What does it mean to be a true artist? As many amazing musicians as I have seen pass through KCRW, I’ve only seen a few true artists. And Patti Smith is one of them.
Obviously, she is a legend. But seeing her live – especially in a room of less than 200 people — you remember why. Not only why she is so deserving of such praise, but also the reasons why she continues to be impactful in her work. It’s because she puts every molecule of her being into her performances – every word, every note, every movement is deliberate and precise, even when she is howling.
All night at Apogee’s Berkeley Street Studio I alternated between having chills, being on the verge of tears and feeling so full of inspiration that I wanted to run out into the street rallying the troops.
She’s always been as well known for her activism as her music and there were a few themes throughout the night in both her songs and her commentary. The importance of protecting the environment, voting and supporting our youth were among them.

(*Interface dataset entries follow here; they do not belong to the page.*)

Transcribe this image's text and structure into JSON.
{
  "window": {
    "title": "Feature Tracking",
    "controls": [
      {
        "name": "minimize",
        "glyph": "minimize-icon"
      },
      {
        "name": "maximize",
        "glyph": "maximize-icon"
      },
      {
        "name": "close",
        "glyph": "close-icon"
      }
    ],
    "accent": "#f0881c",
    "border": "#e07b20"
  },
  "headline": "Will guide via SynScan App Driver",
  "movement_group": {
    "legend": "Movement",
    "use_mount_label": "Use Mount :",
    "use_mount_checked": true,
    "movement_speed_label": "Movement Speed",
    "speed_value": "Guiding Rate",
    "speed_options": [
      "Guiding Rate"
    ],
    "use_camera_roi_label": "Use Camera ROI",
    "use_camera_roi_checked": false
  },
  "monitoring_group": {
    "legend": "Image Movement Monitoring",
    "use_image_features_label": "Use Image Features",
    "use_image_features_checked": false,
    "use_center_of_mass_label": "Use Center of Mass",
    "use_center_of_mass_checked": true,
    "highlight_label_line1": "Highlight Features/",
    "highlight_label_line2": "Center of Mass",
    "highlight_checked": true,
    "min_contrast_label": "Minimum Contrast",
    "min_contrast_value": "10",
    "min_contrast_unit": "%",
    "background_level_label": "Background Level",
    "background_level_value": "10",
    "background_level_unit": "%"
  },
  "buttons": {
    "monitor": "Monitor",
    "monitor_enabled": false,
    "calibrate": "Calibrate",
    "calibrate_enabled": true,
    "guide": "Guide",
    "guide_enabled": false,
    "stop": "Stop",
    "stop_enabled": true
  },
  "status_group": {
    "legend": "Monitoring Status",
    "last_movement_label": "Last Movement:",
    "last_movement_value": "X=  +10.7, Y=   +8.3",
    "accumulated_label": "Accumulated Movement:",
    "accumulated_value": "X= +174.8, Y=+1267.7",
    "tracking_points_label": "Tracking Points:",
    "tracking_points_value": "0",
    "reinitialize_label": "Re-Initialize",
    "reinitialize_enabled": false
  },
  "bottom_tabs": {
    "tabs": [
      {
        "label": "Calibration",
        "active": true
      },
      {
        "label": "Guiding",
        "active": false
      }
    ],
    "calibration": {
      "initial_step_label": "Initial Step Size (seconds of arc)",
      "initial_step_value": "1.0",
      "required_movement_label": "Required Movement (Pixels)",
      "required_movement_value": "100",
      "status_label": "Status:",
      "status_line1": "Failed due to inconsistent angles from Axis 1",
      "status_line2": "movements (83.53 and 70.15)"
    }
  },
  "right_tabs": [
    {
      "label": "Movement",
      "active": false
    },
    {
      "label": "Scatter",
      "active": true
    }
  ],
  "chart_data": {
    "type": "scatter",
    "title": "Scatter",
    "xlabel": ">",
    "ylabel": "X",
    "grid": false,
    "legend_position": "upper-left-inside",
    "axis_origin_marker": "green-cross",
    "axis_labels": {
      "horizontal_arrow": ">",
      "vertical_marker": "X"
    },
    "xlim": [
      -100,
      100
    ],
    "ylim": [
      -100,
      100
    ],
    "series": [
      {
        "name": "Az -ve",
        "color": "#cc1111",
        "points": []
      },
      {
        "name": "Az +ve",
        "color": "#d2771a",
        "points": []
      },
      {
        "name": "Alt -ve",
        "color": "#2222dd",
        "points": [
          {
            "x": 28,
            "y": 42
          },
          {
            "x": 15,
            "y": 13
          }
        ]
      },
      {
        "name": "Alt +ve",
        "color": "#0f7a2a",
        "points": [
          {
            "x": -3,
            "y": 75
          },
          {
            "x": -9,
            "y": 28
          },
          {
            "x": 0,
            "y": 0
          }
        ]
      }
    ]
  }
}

She started the show with three songs from her new album “Banga” – the excellent “April Fool”, “Fuji-San”, which was inspired by the earthquake in Japan, and “Maria”, written in honor of her friend, actress Maria Schneider. Patti says it’s the most emotional song on the album and the most nostalgic. It captures the moment when she was touring behind “Horses”, and everything was just taking off, like “god his can opener and opened up our little word.”
As she describes it in the song, they were raw and excitable.
And the beautiful thing about Patti Smith is you don’t feel any less excitement seeing her today.
She closed the show with a selection of songs that reminded us why she’s been given the title the “godmother of punk”. Her 1976 classic “Pissing in a River” got the crowd all worked up (watching her stalking the front of the stage singing the line “everything I’ve done I’ve done for you. Oh I give my life for you” was an unforgettable moment) and, on the title track to “Banga”, she got everyone to bark like dogs (seriously).
After a rousing speech about the importance of voting and “using your voice”, she sang “People Have the Power”, fists in the air. And that is the Patti Smith that continues to inspire us to this day.
The audience was clearly honored to have witnessed such a small show (she plays the Wiltern this Friday!) and it brought out some notable fans, including Tom Hanks, Rita Wilson, Ellen Page, Tim Robbins, Ed Harris, Amy Madigan, artist Alexandra Grant, and model Erin Wasson.
KCRW DJ Anne Litt hosted a mid-set interview that will air as part of the session on Morning Becomes Eclectic on November 14. (Anne also talked to sister station WNYC recently about why Patti would be her pick for Commander in Chief.)
Patti Smith Live on KCRW – Set List
Beneath the Southern Cross
Pissing in a River
People Have the Power